AUGUST 19, 1937
Five persons were injured in an automobile-truck collision a half mile west of Charlotte Saturday afternoon about 1 o'clock.  
A sedan, driven and owned by William Tinker, of Chatsworth, and an empty gravel truck driven by Elmer King, of Fairbury, crashed. In the car with Mr. Tinker were Mrs. Tinker, their daughter Irene, 17, and Bobby 8. The truck was going west and the car north. The car was struck on the right side and forced off the road into a bean field, but did not overturn. The truck swung around and landed on its side in the ditch, facing east. All except Bobby were rendered unconscious and Irene was thrown from the car. Four of the injured were taken to the Pontiac hospital. Irene was first brought to Chatsworth and then taken to the hospital, still unconscious. 
X-rays revealed that all four of the Tinkers had broken ribs and were badly cut from glass; Mr. Tinker received a fractured shoulder and Mrs. Tinker, a wrenched back which will keep them in the hospital for several days. Irene also received a cracked clavicle. Bobby was the least injured, but had several face lacerations in addition to the broken ribs. Mr. King received a brain concussion from a blow on the head, and liquid gasoline burns on one arm. He was able to go to his home the fore part of the week.  
The Tinker car was almost a total wreck. The impact of the heavy truck against the side of the car damaged the body badly and the car was forced against a cement line post which was broken off and this added to the damage of the car. The truck did not seem to be badly damaged.  
The Tinkers were on their way to the Cullom celebration when the accident occurred and the truck was going back to the gravel pit.
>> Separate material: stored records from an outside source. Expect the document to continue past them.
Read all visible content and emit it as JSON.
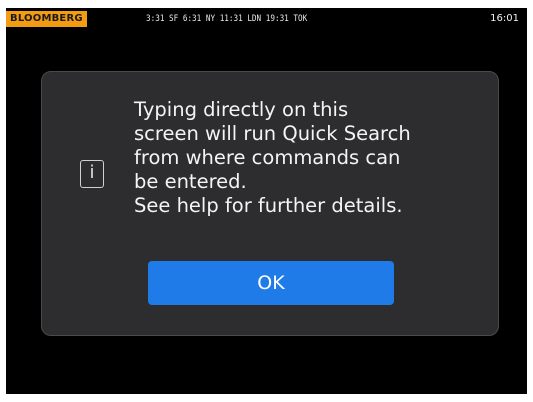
{
  "topbar": {
    "brand": "BLOOMBERG",
    "world_clocks": "3:31 SF   6:31 NY   11:31 LDN  19:31 TOK",
    "time": "16:01"
  },
  "dialog": {
    "icon": "info-icon",
    "message_lines": [
      "Typing directly on this",
      "screen will run Quick Search",
      "from where commands can",
      "be entered.",
      "See help for further details."
    ],
    "ok_label": "OK"
  },
  "colors": {
    "background": "#000000",
    "brand_bg": "#f39c12",
    "dialog_bg": "#2d2d2f",
    "button_bg": "#1f7be8"
  }
}
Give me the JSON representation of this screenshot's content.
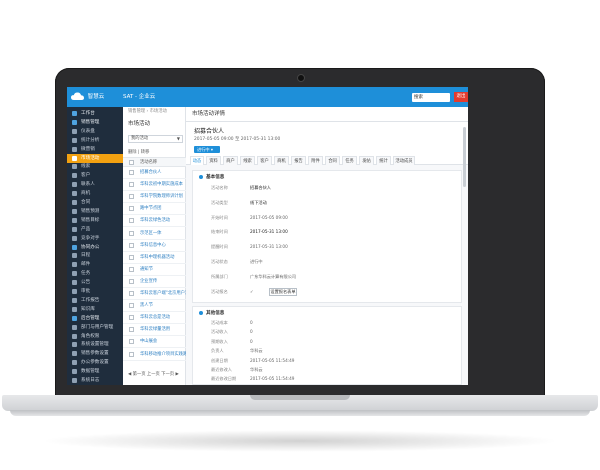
{
  "app": {
    "logo_text": "智慧云",
    "window_title": "SAT - 企业云",
    "alert_label": "退出",
    "search_value": "搜索",
    "brand_color": "#1e8fd9",
    "active_color": "#f2a111"
  },
  "sidebar": {
    "items": [
      {
        "label": "工作台",
        "icon": "home-icon",
        "type": "head"
      },
      {
        "label": "销售管理",
        "icon": "cart-icon",
        "type": "head"
      },
      {
        "label": "仪表盘",
        "icon": "dashboard-icon",
        "type": "item"
      },
      {
        "label": "统计分析",
        "icon": "chart-icon",
        "type": "item"
      },
      {
        "label": "微营销",
        "icon": "megaphone-icon",
        "type": "item"
      },
      {
        "label": "市场活动",
        "icon": "flag-icon",
        "type": "active"
      },
      {
        "label": "线索",
        "icon": "lead-icon",
        "type": "item"
      },
      {
        "label": "客户",
        "icon": "customer-icon",
        "type": "item"
      },
      {
        "label": "联系人",
        "icon": "contact-icon",
        "type": "item"
      },
      {
        "label": "商机",
        "icon": "opportunity-icon",
        "type": "item"
      },
      {
        "label": "合同",
        "icon": "contract-icon",
        "type": "item"
      },
      {
        "label": "销售预测",
        "icon": "forecast-icon",
        "type": "item"
      },
      {
        "label": "销售目标",
        "icon": "target-icon",
        "type": "item"
      },
      {
        "label": "产品",
        "icon": "product-icon",
        "type": "item"
      },
      {
        "label": "竞争对手",
        "icon": "competitor-icon",
        "type": "item"
      },
      {
        "label": "协同办公",
        "icon": "team-icon",
        "type": "head"
      },
      {
        "label": "日程",
        "icon": "calendar-icon",
        "type": "item"
      },
      {
        "label": "邮件",
        "icon": "mail-icon",
        "type": "item"
      },
      {
        "label": "任务",
        "icon": "task-icon",
        "type": "item"
      },
      {
        "label": "公告",
        "icon": "notice-icon",
        "type": "item"
      },
      {
        "label": "审批",
        "icon": "approve-icon",
        "type": "item"
      },
      {
        "label": "工作报告",
        "icon": "report-icon",
        "type": "item"
      },
      {
        "label": "知识库",
        "icon": "book-icon",
        "type": "item"
      },
      {
        "label": "后台管理",
        "icon": "settings-icon",
        "type": "head"
      },
      {
        "label": "部门与用户管理",
        "icon": "org-icon",
        "type": "item"
      },
      {
        "label": "角色权限",
        "icon": "role-icon",
        "type": "item"
      },
      {
        "label": "系统设置管理",
        "icon": "system-icon",
        "type": "item"
      },
      {
        "label": "销售参数设置",
        "icon": "param-icon",
        "type": "item"
      },
      {
        "label": "办公参数设置",
        "icon": "office-icon",
        "type": "item"
      },
      {
        "label": "数据管理",
        "icon": "database-icon",
        "type": "item"
      },
      {
        "label": "系统日志",
        "icon": "log-icon",
        "type": "item"
      }
    ]
  },
  "list": {
    "breadcrumb": "销售管理 › 市场活动",
    "title": "市场活动",
    "filter_value": "我的活动",
    "ops": "删除 | 转移",
    "column_header": "活动名称",
    "rows": [
      "招募合伙人",
      "华科云初中期实施成本",
      "华科学院数理师训计划",
      "路中节点团",
      "华科云绿色活动",
      "示范区一体",
      "华科信息中心",
      "华科中理机器活动",
      "通知节",
      "企业宣传",
      "华科云客户端\"北京用户活动\"",
      "黑人节",
      "华科云总是活动",
      "华科云绿量活用",
      "中山展会",
      "华科移动推介项目实践路演"
    ],
    "pager": "◀ 第一页  上一页  下一页 ▶"
  },
  "detail": {
    "panel_title": "市场活动详情",
    "name": "招募合伙人",
    "date_range": "2017-05-05 09:00 至 2017-05-31 13:00",
    "status": "进行中 ▾",
    "tabs": [
      "动态",
      "资料",
      "商户",
      "线索",
      "客户",
      "商机",
      "报告",
      "附件",
      "合同",
      "任务",
      "发帖",
      "统计",
      "活动成员"
    ],
    "basic_title": "基本信息",
    "basic_fields": [
      {
        "label": "活动名称",
        "value": "招募合伙人",
        "strong": true
      },
      {
        "label": "活动类型",
        "value": "线下活动",
        "strong": true
      },
      {
        "label": "开始时间",
        "value": "2017-05-05 09:00",
        "strong": false
      },
      {
        "label": "结束时间",
        "value": "2017-05-31 13:00",
        "strong": true
      },
      {
        "label": "提醒时间",
        "value": "2017-05-31 13:00",
        "strong": false
      },
      {
        "label": "活动状态",
        "value": "进行中",
        "strong": false
      },
      {
        "label": "所属部门",
        "value": "广东华科云计算有限公司",
        "strong": false
      },
      {
        "label": "活动报名",
        "value": "✓",
        "strong": false,
        "button": "设置报名表单"
      }
    ],
    "extra_title": "其他信息",
    "extra_fields": [
      {
        "label": "活动成本",
        "value": "0"
      },
      {
        "label": "活动收入",
        "value": "0"
      },
      {
        "label": "预期收入",
        "value": "0"
      },
      {
        "label": "负责人",
        "value": "华科云"
      },
      {
        "label": "创建日期",
        "value": "2017-05-05 11:54:49"
      },
      {
        "label": "最近修改人",
        "value": "华科云"
      },
      {
        "label": "最近修改日期",
        "value": "2017-05-05 11:54:49"
      }
    ]
  }
}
The writer does not presume to fix the blame for the accident but can testify that both Mr. and Mrs. Tinker are as careful drivers as there are in Chatsworth.
Late reports from the hospital indicate that the Chatsworth people are recovering slowly but will have to remain in the hospital for several days.  
Later developments showed that Mr. Tinker had a fractured shoulder, two cracked ribs and two severe scalp wounds. Mrs. Tinker has six rib fractures, a bad scalp wound and numerous other cuts and bad bruises. Irene, besides the fractured collar bone, has a badly swollen head and bruises. Bobby has two broken ribs, a bad cut across the nose, one eye and forehead, and numerous small cuts.